#### Required work
Pick every line out of the entries below that has the string "variant", and copy it.

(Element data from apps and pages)
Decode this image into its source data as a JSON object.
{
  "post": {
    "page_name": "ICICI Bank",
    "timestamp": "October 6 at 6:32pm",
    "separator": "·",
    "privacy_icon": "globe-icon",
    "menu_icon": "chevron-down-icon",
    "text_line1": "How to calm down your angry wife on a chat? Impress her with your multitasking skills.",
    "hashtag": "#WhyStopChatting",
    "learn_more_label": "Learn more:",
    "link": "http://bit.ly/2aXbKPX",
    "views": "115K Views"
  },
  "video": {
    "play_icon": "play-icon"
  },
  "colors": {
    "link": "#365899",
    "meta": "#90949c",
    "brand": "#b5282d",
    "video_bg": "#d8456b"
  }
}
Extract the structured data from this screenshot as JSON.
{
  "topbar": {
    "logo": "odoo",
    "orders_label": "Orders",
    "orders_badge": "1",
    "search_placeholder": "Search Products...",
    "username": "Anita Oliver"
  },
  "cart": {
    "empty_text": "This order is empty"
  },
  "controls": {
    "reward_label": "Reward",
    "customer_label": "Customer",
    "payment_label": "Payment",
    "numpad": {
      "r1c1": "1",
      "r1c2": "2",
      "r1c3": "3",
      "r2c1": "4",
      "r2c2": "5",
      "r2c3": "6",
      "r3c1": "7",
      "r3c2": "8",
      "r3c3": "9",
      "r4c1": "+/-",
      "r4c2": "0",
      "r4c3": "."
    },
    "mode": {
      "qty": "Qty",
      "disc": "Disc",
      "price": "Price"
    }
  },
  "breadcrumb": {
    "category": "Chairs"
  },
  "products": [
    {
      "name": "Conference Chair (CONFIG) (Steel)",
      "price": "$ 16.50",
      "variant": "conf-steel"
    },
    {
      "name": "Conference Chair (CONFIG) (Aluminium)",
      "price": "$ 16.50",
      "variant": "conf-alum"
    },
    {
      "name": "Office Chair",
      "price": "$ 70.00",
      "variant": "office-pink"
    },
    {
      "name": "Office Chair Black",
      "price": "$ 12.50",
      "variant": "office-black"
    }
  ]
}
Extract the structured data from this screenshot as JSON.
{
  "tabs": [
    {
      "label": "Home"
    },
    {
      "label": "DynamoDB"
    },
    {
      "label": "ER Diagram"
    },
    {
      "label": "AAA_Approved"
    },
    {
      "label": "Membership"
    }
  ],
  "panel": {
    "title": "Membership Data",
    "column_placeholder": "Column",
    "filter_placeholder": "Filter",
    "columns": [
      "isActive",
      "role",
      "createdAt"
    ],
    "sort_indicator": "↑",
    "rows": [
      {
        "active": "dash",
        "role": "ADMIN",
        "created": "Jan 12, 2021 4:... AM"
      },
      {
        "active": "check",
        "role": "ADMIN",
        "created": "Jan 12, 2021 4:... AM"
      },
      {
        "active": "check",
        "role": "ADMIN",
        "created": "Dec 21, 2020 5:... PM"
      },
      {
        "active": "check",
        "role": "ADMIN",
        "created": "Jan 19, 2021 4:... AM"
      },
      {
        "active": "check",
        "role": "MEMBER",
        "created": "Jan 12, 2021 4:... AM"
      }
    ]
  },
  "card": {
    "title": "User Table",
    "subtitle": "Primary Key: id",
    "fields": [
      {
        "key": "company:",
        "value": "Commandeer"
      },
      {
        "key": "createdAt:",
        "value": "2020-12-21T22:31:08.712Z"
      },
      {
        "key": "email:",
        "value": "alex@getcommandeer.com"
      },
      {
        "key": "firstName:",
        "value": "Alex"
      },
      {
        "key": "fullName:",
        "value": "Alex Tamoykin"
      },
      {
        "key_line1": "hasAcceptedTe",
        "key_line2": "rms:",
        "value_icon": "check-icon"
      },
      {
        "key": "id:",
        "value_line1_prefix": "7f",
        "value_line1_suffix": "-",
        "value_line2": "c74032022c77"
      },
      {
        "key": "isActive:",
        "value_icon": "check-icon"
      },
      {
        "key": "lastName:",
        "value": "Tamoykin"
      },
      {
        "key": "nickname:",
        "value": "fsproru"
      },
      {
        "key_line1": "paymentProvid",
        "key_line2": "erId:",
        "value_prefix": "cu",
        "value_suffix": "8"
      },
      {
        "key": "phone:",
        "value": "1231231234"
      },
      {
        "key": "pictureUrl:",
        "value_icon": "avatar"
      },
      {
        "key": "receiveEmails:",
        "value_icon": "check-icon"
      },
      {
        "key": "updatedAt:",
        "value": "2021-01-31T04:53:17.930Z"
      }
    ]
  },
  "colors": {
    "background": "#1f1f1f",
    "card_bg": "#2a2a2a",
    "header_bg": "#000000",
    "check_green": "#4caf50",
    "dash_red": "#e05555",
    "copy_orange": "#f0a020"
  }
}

#### Task solution
      "variant": "conf-steel"
      "variant": "conf-alum"
      "variant": "office-pink"
      "variant": "office-black"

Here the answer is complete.